THE BOTTOM LINE: The mayhem features much plaster-shattering gunplay, but with little blood. Bryan also kills several people with his bare hands and the fights are intense. The dialogue includes occasional mild profanity (the S-word in particular). Bryan makes reference to the fact that the young Albanian men he killed in the first film were kidnapping girls to sell into prostitution. At several points, Kim, too, faces mortal danger and her mother sustains injuries.
-- THIS SMARMY ADULT SAGA GETS DOWN IN THE SWAMP WITH THE 'GATORS, BOTH HUMAN AND REPTILIAN:

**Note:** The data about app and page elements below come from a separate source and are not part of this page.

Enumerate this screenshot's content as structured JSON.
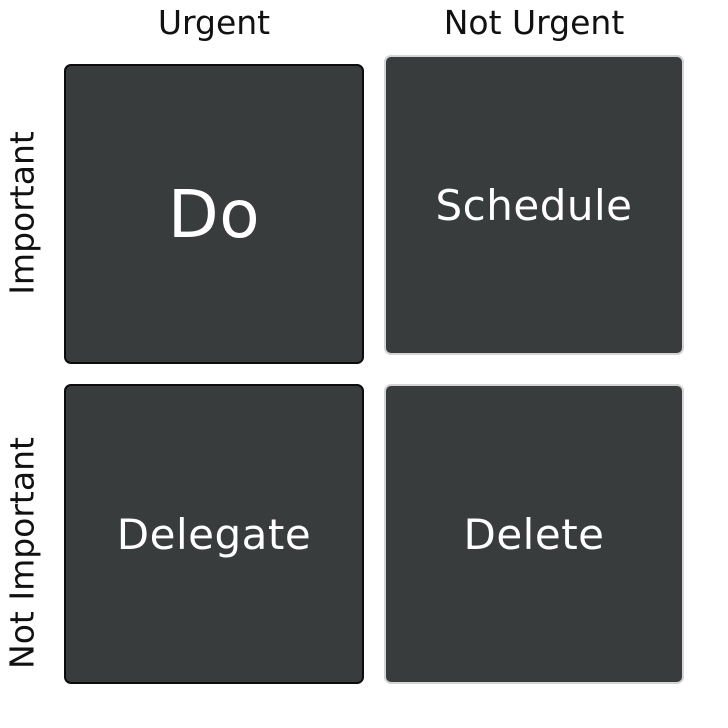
{
  "columns": {
    "urgent": "Urgent",
    "not_urgent": "Not Urgent"
  },
  "rows": {
    "important": "Important",
    "not_important": "Not Important"
  },
  "quadrants": {
    "do": "Do",
    "schedule": "Schedule",
    "delegate": "Delegate",
    "delete": "Delete"
  },
  "colors": {
    "quadrant_fill": "#393c3d",
    "label_text": "#ffffff",
    "header_text": "#111111"
  }
}
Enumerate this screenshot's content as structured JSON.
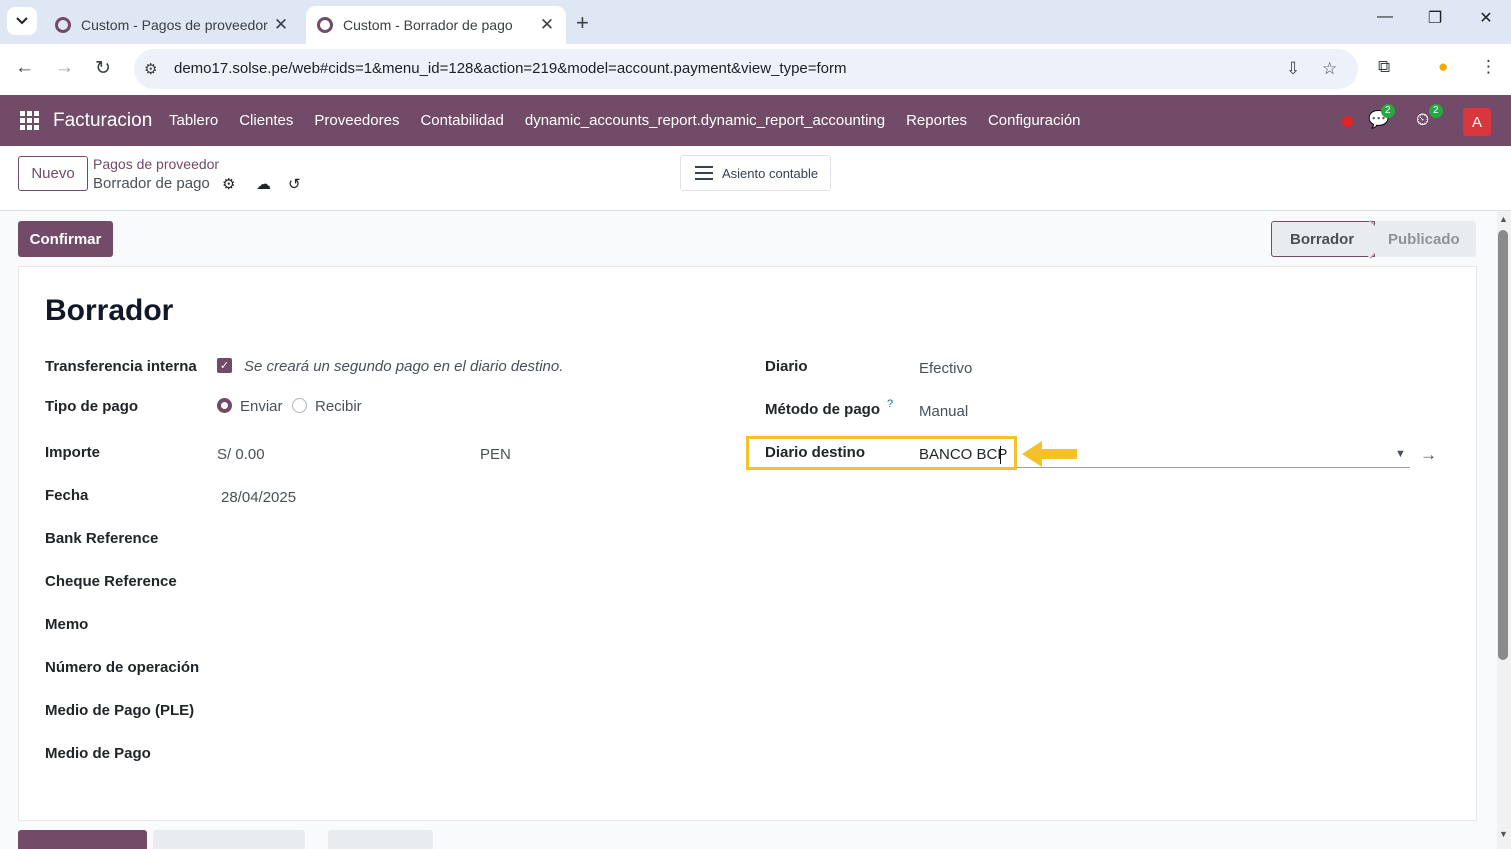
{
  "browser": {
    "tabs": [
      {
        "title": "Custom - Pagos de proveedor",
        "active": false
      },
      {
        "title": "Custom - Borrador de pago",
        "active": true
      }
    ],
    "url": "demo17.solse.pe/web#cids=1&menu_id=128&action=219&model=account.payment&view_type=form"
  },
  "navbar": {
    "app_name": "Facturacion",
    "menu": [
      "Tablero",
      "Clientes",
      "Proveedores",
      "Contabilidad",
      "dynamic_accounts_report.dynamic_report_accounting",
      "Reportes",
      "Configuración"
    ],
    "messages_count": "2",
    "activities_count": "2",
    "avatar_initial": "A",
    "brand_color": "#714b67"
  },
  "control": {
    "new_button": "Nuevo",
    "breadcrumb_parent": "Pagos de proveedor",
    "breadcrumb_current": "Borrador de pago",
    "journal_entry_button": "Asiento contable"
  },
  "statusbar": {
    "confirm_button": "Confirmar",
    "stages": [
      "Borrador",
      "Publicado"
    ],
    "current_stage": "Borrador"
  },
  "form": {
    "title": "Borrador",
    "left": {
      "internal_transfer_label": "Transferencia interna",
      "internal_transfer_note": "Se creará un segundo pago en el diario destino.",
      "payment_type_label": "Tipo de pago",
      "payment_type_options": [
        "Enviar",
        "Recibir"
      ],
      "payment_type_selected": "Enviar",
      "amount_label": "Importe",
      "amount_value": "S/ 0.00",
      "currency": "PEN",
      "date_label": "Fecha",
      "date_value": "28/04/2025",
      "bank_reference_label": "Bank Reference",
      "cheque_reference_label": "Cheque Reference",
      "memo_label": "Memo",
      "operation_number_label": "Número de operación",
      "ple_payment_method_label": "Medio de Pago (PLE)",
      "payment_medium_label": "Medio de Pago"
    },
    "right": {
      "journal_label": "Diario",
      "journal_value": "Efectivo",
      "payment_method_label": "Método de pago",
      "payment_method_help": "?",
      "payment_method_value": "Manual",
      "destination_journal_label": "Diario destino",
      "destination_journal_value": "BANCO BCP"
    }
  },
  "highlight_color": "#f6c02b"
}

"THE PAPERBOY" Not rated -- No one under 20 or so is quite ready for the raunch in "The Paperboy." This isn't to say that the film isn't energetically and inventively acted, and directed by Lee Daniels ("Precious," R, 2009) with deliciously grungy atmospherics and noirish humor. It's just that a tale like this (based on the novel by Peter Dexter), with its explicit sexuality and violence, is not for the young, nor for the prim of any age. Our narrator is Anita Chester (Macy Gray), who looks back at an episode from the 1960s that occurred during her time as a maid with a whiskey-soaked family of newspaper folk in South Florida. Dad (Scott Glenn) owns a small-town rag. Older brother Ward (Mathew McConaughey) works as an investigative reporter in Miami and lives a risky private life. He comes home with a black writing colleague, Yardley (David Oyelowo) -- this causes ripples in 1969 -- to check out the purported innocence of slimy death row inmate Hillary Van Wetter (John Cusack). They have documentation from a tarty prison groupie, Charlotte (Nicole Kidman), who has corresponded with the man. Ward gets his kid brother Jack (Zac Efron) to be their driver as they check out the story. Jack develops a lustful crush on Charlotte. Such tales rarely end well.
THE BOTTOM LINE: This unrated film is not for anyone younger than 20. Sexual encounters become very graphic and in a couple of instances turn into violent rape and assault. Other acts of violence include stabbing and fighting. We see a swamp-dweller gut an alligator in vivid detail. Toilet humor also gets a workout. Characters drink and smoke nonstop and use profanity and racial slurs, including the N-word.
(c) 2012, Washington Post Writers Group.